*Records for the exercise:*

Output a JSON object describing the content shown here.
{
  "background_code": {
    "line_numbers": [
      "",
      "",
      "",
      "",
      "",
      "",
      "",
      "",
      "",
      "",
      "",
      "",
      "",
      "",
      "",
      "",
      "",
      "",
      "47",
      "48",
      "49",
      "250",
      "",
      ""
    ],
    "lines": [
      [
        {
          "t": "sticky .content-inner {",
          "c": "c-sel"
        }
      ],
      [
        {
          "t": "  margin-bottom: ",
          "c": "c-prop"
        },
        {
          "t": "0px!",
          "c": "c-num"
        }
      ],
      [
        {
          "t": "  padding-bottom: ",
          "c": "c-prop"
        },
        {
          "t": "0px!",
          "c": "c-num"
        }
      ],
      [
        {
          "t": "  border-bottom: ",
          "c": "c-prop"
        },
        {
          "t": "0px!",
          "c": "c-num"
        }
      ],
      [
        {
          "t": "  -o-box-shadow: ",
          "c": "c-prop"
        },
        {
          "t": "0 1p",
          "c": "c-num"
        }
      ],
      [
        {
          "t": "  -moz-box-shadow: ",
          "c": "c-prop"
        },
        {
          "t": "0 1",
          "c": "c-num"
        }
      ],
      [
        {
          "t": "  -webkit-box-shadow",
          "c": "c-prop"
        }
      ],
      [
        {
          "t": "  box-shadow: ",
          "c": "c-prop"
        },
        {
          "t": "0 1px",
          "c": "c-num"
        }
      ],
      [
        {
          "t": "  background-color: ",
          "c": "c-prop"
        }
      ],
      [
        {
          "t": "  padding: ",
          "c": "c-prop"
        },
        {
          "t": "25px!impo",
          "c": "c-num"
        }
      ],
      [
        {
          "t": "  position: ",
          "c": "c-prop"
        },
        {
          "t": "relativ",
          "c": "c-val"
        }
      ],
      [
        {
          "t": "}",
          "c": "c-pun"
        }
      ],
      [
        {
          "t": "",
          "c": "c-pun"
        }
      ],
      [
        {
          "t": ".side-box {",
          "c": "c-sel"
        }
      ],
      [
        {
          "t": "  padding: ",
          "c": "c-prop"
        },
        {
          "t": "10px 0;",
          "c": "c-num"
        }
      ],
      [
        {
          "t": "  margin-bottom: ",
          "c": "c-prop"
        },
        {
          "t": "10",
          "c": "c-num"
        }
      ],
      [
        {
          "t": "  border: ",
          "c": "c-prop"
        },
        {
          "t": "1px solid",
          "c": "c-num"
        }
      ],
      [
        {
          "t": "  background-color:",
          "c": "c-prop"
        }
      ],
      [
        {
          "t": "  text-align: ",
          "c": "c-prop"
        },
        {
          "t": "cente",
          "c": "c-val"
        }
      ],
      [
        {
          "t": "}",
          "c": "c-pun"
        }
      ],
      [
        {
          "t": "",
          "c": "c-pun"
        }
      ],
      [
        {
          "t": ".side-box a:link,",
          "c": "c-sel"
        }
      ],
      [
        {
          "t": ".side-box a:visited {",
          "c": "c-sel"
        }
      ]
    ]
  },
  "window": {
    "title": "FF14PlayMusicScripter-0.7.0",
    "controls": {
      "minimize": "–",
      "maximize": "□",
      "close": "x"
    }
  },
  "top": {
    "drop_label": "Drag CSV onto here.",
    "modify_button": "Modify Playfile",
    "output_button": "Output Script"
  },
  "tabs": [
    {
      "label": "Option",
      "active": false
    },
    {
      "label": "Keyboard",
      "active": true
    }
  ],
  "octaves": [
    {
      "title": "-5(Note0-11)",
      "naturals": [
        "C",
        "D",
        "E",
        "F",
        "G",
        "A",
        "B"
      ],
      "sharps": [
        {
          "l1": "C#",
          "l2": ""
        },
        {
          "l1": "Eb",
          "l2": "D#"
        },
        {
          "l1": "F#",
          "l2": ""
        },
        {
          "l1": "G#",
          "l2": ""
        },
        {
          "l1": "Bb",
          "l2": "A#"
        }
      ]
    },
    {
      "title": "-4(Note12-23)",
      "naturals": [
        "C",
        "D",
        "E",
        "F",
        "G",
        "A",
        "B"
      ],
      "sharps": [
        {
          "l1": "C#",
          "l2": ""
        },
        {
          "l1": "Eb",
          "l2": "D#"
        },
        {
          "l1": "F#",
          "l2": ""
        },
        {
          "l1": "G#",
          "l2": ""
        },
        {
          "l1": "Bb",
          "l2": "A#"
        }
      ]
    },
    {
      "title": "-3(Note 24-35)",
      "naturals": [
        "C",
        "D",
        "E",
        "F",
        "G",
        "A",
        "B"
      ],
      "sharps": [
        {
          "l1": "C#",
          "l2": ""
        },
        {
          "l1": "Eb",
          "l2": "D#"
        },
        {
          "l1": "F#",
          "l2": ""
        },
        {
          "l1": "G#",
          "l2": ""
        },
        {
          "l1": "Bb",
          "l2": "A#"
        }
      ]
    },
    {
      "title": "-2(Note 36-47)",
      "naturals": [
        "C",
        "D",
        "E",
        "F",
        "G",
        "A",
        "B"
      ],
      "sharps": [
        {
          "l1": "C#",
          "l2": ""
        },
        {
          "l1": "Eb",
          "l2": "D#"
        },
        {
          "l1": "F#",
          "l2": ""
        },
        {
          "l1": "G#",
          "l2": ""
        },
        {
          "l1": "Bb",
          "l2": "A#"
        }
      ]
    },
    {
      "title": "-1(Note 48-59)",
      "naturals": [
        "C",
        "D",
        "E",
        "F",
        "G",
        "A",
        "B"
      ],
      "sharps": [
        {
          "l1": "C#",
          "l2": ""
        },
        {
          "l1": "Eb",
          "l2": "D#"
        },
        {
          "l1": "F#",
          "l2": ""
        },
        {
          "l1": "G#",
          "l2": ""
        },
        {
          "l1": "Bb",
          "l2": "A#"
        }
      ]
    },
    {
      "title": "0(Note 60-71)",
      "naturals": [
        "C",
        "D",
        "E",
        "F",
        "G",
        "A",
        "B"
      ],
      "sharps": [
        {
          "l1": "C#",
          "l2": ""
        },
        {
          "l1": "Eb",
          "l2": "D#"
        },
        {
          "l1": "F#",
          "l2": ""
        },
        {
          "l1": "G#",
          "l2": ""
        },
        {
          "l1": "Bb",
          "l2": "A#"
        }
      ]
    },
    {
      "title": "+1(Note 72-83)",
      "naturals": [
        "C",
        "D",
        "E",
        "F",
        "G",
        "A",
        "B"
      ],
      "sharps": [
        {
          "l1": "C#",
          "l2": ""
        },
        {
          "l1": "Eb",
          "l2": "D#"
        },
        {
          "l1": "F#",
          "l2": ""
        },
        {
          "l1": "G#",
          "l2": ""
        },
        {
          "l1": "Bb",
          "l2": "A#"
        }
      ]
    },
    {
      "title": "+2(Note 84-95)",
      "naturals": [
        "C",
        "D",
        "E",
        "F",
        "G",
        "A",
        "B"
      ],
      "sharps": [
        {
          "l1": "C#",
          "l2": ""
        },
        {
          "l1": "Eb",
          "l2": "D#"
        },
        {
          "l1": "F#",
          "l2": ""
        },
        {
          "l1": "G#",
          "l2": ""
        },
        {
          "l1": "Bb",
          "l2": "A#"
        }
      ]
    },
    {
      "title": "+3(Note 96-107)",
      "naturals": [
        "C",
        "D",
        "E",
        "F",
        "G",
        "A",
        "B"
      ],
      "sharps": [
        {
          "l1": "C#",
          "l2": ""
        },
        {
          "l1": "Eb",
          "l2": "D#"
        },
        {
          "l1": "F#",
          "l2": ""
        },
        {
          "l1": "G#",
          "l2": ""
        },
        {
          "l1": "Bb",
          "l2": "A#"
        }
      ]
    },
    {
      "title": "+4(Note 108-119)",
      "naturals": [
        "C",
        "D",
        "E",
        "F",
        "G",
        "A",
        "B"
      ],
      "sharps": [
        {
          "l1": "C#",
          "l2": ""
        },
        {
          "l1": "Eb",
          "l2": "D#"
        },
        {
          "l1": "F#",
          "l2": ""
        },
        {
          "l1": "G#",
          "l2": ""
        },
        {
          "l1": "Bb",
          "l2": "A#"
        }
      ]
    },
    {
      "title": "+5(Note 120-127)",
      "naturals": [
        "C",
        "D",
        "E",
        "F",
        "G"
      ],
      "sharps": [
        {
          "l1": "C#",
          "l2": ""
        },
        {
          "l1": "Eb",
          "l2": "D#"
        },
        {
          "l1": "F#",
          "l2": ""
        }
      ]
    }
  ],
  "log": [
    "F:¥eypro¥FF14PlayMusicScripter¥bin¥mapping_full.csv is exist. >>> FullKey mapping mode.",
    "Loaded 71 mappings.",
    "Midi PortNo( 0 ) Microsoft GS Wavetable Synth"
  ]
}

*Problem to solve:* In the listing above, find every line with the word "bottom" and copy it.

*Solution below:*
          "t": "  margin-bottom: ",
          "t": "  padding-bottom: ",
          "t": "  border-bottom: ",
          "t": "  margin-bottom: ",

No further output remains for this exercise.